State regulators ordered the Sterigenics Plant in Willowbrook to close because it was giving off large amounts of ethylene oxide, or EtO, which can cause cancer. If a judge approves a deal the Attorney General reached with the company, the plant could start operating again. That agreement states Sterigenics would have to fund at least $300,000 of community projects, and install technology to reduce its ethylene oxide emissions to nearly zero.
A report from the state's Department of Public Health found the company emitted between 5,000 and 33,000 pounds of the cancer-causing agent every year since it opened in 1984. New regulations allow it to emit just 85 pounds per year.
Brian Eldridge is a lawyer representing residents who lived near the plant. He says the firm can’t be trusted.
“This is a company that is currently being accused of killing people, and causing scores of cancer across the Willowbrook area," he said. "They should not be allowed to open their doors.”
Eldrige says he and others are moving forward with their cases against Sterigenics because the state’s settlement doesn’t address the harm they suffered. Chicago attorney Steven Hart, another lawyer involved in the suits, says moving to re-open the plant would do more harm than good.
“They should have forfeited their opportunity to conduct business in this community," he said. "They have never acknowledged responsibility. They have never acknowledged the harm that they’ve created, and they refuse to. They don’t, quite frankly, get it.”
Though the attorneys seem to be charging ahead, both Governor J.B. Pritzker and Attorney General Kwame Raoul issued a statement Thursday discouraging further litigation.
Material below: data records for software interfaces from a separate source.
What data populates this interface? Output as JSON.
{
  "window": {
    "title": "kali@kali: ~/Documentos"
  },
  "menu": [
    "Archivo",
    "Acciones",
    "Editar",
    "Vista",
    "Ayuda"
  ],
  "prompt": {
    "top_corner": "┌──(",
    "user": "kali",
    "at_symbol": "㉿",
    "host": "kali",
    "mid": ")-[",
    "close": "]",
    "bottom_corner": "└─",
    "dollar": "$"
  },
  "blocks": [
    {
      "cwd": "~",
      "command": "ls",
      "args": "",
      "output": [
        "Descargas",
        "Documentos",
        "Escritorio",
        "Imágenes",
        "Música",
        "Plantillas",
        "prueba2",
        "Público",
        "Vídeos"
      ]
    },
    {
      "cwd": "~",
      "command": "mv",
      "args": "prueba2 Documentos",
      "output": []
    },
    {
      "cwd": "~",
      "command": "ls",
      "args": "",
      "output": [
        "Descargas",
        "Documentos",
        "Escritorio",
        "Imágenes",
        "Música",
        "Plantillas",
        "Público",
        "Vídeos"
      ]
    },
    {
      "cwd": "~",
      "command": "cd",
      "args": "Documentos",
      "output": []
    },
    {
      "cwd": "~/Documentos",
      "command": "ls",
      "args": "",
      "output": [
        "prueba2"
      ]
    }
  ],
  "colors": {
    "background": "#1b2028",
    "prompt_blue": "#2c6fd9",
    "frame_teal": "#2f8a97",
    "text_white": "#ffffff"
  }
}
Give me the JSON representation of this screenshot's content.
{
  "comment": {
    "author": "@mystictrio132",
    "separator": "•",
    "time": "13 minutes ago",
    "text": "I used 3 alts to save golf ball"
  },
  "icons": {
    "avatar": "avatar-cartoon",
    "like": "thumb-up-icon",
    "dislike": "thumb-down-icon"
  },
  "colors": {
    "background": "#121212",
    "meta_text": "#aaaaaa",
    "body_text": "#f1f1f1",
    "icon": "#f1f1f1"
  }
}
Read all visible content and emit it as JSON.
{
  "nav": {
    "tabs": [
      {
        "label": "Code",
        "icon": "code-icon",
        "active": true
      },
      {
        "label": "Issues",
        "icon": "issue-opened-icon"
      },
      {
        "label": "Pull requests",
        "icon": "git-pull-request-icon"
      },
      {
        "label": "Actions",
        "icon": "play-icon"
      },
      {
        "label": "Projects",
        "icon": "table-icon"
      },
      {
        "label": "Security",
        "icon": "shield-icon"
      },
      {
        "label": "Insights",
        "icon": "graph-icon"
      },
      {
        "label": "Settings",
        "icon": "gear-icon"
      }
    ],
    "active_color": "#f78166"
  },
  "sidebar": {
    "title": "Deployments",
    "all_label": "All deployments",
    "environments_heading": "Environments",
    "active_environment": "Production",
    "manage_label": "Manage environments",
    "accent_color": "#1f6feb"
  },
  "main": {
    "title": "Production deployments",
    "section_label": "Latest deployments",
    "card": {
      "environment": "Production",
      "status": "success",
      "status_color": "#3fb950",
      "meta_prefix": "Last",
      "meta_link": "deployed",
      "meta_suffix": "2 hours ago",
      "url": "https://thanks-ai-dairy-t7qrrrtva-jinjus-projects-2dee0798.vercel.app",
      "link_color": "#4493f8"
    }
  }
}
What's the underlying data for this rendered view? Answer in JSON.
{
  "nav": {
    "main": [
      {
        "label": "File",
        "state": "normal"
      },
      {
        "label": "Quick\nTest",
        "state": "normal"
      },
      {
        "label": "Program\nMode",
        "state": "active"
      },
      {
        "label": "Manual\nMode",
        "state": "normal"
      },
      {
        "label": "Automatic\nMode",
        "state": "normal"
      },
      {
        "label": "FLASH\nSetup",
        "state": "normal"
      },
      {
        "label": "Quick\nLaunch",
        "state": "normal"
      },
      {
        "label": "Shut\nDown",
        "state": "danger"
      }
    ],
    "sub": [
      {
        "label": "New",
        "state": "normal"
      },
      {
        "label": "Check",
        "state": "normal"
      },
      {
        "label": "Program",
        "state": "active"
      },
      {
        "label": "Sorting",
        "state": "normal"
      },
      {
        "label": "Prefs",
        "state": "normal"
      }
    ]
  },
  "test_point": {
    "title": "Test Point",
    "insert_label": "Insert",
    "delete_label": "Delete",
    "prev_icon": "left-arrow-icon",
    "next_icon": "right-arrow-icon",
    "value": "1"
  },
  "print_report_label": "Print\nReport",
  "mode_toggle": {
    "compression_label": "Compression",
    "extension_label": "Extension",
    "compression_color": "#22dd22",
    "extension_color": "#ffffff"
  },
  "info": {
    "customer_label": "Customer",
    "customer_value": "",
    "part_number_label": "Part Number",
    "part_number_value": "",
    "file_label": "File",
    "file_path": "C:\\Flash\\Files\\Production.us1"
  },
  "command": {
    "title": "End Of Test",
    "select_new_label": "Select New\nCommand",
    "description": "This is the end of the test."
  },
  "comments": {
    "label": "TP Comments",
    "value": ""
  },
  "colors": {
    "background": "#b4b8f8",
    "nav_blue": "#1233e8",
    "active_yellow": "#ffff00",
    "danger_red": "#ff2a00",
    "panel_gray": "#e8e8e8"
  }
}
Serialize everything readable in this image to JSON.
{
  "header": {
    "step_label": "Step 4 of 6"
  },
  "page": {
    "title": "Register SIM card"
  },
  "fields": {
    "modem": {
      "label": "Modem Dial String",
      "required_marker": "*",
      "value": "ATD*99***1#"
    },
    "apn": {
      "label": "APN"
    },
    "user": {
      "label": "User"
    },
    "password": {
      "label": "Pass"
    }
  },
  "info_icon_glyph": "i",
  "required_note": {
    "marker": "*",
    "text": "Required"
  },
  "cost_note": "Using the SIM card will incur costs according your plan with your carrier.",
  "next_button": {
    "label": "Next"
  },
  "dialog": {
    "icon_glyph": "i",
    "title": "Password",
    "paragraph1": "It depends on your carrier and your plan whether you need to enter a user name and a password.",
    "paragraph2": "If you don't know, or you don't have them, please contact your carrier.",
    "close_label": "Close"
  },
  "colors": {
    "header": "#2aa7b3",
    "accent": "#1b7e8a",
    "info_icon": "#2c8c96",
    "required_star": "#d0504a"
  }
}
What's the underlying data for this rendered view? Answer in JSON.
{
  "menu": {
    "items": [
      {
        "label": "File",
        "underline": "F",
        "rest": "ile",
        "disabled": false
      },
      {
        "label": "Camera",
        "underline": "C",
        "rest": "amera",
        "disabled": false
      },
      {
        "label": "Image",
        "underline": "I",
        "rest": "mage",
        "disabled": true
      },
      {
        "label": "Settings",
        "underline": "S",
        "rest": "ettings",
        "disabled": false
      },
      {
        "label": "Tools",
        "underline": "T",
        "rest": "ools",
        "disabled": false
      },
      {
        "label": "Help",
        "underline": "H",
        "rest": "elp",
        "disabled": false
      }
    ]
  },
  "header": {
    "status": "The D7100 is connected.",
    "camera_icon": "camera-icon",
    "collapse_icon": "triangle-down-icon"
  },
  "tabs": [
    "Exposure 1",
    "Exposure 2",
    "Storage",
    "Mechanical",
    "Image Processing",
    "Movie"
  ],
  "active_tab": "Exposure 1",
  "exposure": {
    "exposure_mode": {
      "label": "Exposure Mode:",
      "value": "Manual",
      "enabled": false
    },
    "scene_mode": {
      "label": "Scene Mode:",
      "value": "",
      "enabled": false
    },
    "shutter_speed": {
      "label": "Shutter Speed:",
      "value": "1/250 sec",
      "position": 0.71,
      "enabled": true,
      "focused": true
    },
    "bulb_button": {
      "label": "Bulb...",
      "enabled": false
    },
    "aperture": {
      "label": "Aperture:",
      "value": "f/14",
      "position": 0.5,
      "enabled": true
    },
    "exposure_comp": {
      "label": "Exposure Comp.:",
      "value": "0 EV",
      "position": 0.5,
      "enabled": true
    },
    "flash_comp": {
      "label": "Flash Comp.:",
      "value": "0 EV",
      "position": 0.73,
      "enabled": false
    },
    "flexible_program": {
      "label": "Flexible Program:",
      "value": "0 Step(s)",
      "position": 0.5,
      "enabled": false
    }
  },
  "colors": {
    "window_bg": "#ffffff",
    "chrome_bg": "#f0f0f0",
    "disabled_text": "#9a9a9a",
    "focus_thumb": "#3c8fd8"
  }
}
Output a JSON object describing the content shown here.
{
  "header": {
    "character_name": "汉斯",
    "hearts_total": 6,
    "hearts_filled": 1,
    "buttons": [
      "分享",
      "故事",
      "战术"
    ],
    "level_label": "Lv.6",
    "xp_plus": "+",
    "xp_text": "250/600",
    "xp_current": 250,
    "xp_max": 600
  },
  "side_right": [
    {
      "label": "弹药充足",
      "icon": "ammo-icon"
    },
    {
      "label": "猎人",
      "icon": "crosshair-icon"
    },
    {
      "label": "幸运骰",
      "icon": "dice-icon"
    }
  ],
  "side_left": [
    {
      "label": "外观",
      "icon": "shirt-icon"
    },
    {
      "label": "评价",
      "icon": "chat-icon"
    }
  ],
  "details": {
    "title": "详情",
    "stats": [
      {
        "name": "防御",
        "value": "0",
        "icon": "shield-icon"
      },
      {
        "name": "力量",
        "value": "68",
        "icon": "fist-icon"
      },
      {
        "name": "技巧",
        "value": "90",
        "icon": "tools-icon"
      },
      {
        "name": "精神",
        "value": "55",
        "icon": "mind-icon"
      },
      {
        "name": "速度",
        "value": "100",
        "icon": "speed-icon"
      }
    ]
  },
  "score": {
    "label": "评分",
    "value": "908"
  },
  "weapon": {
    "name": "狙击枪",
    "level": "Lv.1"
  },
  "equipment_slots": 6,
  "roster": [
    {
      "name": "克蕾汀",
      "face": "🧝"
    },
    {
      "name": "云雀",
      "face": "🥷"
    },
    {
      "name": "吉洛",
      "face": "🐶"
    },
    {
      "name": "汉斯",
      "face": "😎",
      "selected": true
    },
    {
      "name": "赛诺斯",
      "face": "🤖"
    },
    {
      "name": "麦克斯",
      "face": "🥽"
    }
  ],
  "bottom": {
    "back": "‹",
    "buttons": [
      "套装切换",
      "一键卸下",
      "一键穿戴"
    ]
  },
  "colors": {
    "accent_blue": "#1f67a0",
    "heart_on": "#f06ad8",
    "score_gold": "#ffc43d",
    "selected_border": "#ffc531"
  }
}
Both claim continuing action against Sterigenics in court poses a danger to "the health and safety of Willowbrook residents."
Raoul stated Sterigenics already attempted to exploit a legal loophole in new legislation that ratchets up emissions requirements--and that the current settlement, known as a consent decree, is the only way to keep it in check for the time being.
In a press release Wednesday, Sterigenics president Phil Macnabb said he's pleased with the settlement, pledged to “protect public health," and that the state found “no wrongdoing."